Quick Backgammon v. 3.1.0
Quick Backgammon is a program that allows you to play backgammon against your computer.
The idea behind it was to make a light, yet well equipped and well playing program that enables you to play a quick game, without taking over all the resources of your computer in the process.
I wrote it using C++.
Extract the contents of the zipfile to a (new) folder of your choice and then create a shortcut to the backgw32.exe file.
The program does not write to the registry. All the files that it does create are written to the folder where you installed it only.
To uninstall, you just remove the folder.
3.0.7, .8, .9, .10: Work on the AI
2.9.2, 2.9.3: Further training. No more doubles as first roll.
2.9.1: Gameplay; I have trained the AI against itself this time. The results were good enough to finally introduce a 'use New/Same/Swapped rolls' option. Cube handling is poor as ever.
2.9.0: Improved back-game.
2.8.8, -9: Gameplay.
2.8.7: Changed the name
to 'Quick Backgammon'. Now that there are so many very
strong playing, but also rather large programs around, I
thought it made sense to name the game after its most
Q: How do I bear off?
Q: How do I activate the
Q: Does it cheat?
Q: Will you make a
Q: Why am I allowed to
double after I have rolled?
Q: I win 80% of the
games I play, can't you make it play stronger?
When programming a game or any other piece of software you make use of of a variety of standard operating system-provided functions. Things like 'create window', 'create button', 'draw circle', 'open file' and thousands of others. A program really is a 'to do list' that you give to the computer that tells it which function to call in what way and in what order. If you do it right you have a working program; if not you have a bug.
Another one of these functions is the 'give me a random number' function.
So, every time I need a roll, I call this function twice.
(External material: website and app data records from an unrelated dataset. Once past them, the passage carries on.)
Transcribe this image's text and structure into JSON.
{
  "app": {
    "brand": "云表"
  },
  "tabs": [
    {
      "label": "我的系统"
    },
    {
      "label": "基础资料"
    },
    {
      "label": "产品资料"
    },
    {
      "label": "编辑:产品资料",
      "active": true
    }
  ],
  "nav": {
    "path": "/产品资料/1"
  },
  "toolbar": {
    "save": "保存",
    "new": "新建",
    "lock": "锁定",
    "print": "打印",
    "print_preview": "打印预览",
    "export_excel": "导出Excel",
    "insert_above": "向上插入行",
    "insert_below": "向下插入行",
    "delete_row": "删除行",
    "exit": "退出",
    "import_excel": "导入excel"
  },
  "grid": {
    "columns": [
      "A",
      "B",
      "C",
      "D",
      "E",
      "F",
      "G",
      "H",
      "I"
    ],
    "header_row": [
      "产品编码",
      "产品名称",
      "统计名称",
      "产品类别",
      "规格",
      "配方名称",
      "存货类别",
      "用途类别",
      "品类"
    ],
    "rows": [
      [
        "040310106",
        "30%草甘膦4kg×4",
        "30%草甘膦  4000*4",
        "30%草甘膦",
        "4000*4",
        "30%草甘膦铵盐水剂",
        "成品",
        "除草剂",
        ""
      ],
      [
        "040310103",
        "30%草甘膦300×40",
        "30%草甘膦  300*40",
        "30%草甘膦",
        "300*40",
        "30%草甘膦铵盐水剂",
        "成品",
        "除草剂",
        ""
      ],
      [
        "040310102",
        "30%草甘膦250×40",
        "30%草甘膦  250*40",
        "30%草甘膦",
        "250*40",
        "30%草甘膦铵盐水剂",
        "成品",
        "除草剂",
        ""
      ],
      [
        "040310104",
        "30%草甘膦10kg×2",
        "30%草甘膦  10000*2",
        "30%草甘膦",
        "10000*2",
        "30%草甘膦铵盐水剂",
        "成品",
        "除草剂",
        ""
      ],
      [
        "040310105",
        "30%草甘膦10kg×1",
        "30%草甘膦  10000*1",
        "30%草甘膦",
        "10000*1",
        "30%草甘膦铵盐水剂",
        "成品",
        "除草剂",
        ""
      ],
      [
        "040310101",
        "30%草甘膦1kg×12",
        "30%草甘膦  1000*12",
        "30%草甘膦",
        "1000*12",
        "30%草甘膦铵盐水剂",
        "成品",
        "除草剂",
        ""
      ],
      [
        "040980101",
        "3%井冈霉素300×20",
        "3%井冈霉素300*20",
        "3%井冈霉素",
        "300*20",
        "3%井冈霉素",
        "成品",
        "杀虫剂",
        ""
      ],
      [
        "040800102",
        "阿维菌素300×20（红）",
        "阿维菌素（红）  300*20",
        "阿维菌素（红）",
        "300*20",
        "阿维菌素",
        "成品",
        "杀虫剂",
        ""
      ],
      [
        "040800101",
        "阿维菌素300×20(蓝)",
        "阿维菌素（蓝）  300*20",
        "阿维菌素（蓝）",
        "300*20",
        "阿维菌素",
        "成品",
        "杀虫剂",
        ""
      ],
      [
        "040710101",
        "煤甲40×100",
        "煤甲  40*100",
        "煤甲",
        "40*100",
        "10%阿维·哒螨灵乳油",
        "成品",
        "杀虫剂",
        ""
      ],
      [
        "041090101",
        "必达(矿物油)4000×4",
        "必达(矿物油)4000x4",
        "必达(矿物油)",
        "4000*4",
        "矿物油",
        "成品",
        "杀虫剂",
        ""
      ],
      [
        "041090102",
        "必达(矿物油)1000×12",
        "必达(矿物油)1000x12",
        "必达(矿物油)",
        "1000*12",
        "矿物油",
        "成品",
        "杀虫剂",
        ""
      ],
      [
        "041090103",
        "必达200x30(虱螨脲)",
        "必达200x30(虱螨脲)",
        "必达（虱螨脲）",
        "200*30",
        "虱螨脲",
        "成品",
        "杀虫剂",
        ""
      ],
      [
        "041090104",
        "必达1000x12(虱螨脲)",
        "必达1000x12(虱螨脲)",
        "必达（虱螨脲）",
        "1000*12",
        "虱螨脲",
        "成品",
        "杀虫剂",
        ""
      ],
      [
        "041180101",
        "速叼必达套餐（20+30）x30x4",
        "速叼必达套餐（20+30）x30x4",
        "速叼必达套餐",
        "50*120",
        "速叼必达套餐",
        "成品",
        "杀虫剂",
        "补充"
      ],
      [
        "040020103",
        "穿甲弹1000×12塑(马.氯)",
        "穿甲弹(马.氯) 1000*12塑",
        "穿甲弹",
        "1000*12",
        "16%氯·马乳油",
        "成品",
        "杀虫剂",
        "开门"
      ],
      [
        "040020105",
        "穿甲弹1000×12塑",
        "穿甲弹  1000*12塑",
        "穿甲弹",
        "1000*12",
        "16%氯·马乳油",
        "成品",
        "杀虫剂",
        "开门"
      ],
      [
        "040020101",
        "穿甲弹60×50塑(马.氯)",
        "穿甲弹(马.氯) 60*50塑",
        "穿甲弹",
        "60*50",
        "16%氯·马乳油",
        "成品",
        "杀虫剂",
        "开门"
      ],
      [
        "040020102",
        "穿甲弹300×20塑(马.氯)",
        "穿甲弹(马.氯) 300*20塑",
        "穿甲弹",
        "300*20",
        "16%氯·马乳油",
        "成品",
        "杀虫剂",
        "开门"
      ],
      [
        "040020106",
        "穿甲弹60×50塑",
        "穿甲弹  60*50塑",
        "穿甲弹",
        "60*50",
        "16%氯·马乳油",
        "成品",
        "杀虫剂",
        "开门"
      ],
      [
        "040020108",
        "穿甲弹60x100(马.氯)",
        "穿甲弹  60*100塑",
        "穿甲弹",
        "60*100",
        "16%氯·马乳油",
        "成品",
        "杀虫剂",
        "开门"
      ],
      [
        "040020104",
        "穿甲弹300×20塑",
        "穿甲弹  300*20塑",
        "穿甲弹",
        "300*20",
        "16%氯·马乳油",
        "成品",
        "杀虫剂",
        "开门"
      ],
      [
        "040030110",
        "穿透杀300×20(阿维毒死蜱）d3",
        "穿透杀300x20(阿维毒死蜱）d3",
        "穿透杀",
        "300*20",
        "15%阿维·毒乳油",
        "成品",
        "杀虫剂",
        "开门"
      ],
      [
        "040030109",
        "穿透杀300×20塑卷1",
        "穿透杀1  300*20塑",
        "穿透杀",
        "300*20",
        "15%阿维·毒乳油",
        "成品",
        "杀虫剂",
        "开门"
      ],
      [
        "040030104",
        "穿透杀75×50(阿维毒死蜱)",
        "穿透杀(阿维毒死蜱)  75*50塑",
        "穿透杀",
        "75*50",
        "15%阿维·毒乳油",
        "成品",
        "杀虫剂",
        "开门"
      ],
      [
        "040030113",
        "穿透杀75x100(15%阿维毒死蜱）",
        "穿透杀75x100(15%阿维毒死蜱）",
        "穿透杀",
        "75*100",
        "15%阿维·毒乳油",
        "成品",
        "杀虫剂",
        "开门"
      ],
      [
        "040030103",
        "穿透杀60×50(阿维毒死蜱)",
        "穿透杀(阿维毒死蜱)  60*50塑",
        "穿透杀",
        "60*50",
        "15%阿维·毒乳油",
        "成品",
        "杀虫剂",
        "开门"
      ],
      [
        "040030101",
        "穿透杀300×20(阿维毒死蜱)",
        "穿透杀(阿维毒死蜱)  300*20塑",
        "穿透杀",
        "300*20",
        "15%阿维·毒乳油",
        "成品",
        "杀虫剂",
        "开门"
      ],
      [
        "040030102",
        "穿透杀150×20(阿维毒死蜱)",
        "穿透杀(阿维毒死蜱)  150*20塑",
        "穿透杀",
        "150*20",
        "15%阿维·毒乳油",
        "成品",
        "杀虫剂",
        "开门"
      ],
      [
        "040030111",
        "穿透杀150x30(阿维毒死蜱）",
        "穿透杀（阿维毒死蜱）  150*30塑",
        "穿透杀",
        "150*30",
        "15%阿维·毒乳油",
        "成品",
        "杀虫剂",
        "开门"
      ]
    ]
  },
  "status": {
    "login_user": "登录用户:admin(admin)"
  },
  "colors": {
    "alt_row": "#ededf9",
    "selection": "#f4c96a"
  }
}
This function, residing in a dll somewhere in c:\windows, has no idea why or by whom it is being called; it just returns a number.
So, whether the game cheats or not is not in this function itself. The function's relative quality is only in the evenness of the distribution of the numbers; i.e. does say, 4 come up equally often, measured over say, 1000 calls, as say, 5.
whether the game cheats really is in what I let the program do with the returned numbers. Do I let it accept it, regardless of the situation on the board, or do I ask for another number that suits my needs better, or do I let the program calculate a fitting roll itself, and only pretend to use the random number function.
Of this you, the player, will never be really sure as long as I do not publish the sourcecode. However, I did build in some possibilities for you to check:
If your performance against the program improves dramatically, by trying either one of these options then the program probably does cheat.
I do not think that computers can really improve much on the game of backgammon except by taking care of tedious things like keeping statistics, setting up the board, remembering what the rolls were or finishing a predictable game.
For this reason I add few new features and am preoccupied mostly with the strength of play and the ease of use.
I would like to make the window resizable. But the interface is pretty full, and letting the user resize the window and keeping all items at the correct place at the same time has until now proved too difficult, mainly because I still want to support smaller screen resolutions.
Things I might also do
But perhaps it will all not be so quick anymore then.
You use this software at your own risk; I make no warranties of any kind regarding its quality or fitness to any particular task.
This game is freeware
The author is the
copyright holder of the program.